Exercise aim » Wherever a line in the material contains the word "opcode", copy that line.

(Beginning of Exercise materials)

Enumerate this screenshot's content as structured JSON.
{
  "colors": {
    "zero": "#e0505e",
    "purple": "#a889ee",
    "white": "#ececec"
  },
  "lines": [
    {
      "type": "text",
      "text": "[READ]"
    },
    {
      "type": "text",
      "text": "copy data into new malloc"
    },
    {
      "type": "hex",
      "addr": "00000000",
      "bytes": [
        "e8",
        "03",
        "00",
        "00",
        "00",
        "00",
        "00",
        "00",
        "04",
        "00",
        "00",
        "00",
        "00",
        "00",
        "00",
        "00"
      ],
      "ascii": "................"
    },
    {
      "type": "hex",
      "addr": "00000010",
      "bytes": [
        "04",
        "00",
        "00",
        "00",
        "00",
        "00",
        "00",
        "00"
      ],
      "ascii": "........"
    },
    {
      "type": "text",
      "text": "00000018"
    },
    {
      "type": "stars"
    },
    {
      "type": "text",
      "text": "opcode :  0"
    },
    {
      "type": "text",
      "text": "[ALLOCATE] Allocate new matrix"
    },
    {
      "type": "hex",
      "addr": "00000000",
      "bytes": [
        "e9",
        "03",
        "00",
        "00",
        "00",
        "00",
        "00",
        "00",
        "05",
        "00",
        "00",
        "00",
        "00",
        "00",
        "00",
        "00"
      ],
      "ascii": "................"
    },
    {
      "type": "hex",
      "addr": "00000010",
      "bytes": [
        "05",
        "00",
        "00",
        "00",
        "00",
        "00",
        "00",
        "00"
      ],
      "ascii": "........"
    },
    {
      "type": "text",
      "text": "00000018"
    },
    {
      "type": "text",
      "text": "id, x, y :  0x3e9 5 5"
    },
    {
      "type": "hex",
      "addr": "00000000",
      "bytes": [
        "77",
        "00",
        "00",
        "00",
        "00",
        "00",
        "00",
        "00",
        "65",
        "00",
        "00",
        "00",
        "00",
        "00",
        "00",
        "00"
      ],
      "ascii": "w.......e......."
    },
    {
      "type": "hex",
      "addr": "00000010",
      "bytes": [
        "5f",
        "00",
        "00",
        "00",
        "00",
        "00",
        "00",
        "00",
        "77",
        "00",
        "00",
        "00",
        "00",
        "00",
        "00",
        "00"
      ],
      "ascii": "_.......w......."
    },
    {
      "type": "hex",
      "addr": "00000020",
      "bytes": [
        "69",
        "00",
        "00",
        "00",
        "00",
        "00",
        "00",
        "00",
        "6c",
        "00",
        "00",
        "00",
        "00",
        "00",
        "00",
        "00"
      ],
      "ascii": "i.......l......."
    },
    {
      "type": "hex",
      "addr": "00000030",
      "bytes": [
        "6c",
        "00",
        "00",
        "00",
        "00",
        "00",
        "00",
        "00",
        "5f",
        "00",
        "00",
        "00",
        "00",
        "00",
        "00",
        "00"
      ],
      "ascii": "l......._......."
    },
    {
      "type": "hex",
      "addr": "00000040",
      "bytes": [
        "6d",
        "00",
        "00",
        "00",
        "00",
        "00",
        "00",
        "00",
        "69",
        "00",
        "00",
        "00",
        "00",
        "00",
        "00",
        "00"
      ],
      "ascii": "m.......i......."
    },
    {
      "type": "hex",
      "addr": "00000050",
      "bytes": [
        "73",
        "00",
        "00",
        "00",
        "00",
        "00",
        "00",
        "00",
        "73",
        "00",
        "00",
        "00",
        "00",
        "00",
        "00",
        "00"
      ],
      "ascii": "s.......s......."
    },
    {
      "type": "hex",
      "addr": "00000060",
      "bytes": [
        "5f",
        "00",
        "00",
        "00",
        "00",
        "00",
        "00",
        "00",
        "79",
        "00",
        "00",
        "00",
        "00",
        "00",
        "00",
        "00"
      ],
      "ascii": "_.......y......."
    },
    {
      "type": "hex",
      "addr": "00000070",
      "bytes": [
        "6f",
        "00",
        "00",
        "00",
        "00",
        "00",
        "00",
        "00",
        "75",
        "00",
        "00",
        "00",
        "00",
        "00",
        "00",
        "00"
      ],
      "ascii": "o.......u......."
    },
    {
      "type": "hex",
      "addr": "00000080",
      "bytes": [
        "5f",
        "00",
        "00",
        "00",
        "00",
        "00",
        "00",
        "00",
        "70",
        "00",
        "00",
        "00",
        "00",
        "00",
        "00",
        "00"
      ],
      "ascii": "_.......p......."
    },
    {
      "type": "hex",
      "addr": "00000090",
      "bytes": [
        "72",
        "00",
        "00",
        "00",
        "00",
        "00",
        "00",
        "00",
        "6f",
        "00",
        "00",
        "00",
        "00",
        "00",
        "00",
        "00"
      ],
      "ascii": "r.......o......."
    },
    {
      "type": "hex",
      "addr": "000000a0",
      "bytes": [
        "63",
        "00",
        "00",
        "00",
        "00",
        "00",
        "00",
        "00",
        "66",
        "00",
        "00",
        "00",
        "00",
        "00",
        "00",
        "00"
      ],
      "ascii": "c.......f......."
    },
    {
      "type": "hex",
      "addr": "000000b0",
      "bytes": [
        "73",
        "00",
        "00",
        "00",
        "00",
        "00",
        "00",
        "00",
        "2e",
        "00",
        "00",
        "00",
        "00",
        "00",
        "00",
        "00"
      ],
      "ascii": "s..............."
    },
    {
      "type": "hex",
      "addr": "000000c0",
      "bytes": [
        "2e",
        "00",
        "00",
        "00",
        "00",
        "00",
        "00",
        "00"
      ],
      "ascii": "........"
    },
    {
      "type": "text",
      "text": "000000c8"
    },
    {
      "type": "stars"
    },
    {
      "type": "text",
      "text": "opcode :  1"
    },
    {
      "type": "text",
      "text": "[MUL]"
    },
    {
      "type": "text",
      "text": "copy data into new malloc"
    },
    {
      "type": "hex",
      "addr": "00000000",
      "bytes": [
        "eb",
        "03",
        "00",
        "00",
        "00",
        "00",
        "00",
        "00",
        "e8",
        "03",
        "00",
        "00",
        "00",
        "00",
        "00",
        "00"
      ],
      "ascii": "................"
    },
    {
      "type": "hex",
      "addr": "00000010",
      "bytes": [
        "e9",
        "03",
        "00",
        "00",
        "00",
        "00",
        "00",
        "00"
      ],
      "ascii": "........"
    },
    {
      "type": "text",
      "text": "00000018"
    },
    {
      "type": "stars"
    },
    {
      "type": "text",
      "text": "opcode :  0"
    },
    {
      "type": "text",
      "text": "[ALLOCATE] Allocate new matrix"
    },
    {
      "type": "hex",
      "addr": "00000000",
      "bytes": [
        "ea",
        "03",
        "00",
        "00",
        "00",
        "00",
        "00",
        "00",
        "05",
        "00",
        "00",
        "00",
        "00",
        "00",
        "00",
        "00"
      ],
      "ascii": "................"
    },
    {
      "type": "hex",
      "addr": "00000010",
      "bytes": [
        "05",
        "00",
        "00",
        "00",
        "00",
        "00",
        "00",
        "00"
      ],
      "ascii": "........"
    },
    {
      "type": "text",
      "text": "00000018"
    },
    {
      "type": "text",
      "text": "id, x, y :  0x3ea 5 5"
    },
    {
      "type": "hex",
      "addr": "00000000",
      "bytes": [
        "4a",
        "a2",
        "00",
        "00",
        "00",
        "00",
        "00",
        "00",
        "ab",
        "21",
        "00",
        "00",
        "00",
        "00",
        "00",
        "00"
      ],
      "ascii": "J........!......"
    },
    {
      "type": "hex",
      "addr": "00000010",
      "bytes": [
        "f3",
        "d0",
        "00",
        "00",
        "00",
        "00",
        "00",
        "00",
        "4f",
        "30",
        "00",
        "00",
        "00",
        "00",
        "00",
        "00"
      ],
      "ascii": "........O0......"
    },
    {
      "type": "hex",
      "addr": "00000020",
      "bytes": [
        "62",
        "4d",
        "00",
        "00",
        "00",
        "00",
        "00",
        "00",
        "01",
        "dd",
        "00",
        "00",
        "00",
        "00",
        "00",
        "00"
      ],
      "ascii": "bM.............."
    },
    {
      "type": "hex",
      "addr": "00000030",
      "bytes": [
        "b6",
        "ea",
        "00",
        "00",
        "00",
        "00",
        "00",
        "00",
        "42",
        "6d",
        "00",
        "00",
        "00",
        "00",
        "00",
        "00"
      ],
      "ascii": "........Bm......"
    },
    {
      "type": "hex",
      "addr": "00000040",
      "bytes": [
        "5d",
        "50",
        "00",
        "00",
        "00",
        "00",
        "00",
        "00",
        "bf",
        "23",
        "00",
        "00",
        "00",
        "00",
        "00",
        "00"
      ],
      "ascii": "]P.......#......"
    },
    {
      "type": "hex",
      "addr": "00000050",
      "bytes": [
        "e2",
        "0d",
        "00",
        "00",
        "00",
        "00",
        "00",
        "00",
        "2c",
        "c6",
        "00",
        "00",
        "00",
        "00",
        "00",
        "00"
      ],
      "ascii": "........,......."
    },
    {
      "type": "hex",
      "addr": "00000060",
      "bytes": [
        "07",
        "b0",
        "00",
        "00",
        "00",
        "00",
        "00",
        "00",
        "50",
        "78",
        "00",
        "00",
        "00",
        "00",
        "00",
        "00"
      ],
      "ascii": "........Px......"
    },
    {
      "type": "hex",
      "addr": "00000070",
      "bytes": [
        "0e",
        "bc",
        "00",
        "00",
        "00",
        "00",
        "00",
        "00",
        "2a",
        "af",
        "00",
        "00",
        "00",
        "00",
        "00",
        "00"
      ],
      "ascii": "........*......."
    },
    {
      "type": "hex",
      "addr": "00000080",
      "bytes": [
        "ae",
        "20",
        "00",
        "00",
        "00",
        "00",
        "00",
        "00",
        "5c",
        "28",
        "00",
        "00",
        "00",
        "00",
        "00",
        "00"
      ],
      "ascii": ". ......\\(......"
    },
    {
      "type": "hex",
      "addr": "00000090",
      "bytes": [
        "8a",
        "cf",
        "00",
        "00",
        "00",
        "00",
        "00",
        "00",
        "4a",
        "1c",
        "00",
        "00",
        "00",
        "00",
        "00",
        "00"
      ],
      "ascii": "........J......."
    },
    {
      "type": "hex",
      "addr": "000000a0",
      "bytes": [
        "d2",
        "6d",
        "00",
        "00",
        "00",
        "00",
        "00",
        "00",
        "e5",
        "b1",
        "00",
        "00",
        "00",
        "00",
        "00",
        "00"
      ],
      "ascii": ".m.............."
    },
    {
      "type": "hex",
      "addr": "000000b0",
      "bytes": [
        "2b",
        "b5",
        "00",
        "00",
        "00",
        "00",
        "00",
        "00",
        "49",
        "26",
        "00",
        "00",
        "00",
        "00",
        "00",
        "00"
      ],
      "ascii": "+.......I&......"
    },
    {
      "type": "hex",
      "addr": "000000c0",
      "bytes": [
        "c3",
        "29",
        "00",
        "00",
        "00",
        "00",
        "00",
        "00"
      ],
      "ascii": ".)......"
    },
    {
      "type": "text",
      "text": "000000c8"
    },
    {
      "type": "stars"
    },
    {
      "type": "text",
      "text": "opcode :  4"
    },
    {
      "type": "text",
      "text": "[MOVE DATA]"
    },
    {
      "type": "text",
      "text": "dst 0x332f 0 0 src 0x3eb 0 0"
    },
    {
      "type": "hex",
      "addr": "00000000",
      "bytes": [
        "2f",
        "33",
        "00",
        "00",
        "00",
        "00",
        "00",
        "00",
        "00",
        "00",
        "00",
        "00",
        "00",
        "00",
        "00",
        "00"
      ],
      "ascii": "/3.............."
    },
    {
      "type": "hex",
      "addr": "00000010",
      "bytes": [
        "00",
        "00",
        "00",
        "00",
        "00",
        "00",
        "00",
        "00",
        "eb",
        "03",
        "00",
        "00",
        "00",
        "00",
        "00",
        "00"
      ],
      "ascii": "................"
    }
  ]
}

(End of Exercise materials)

Task answer »
      "text": "opcode :  0"
      "text": "opcode :  1"
      "text": "opcode :  0"
      "text": "opcode :  4"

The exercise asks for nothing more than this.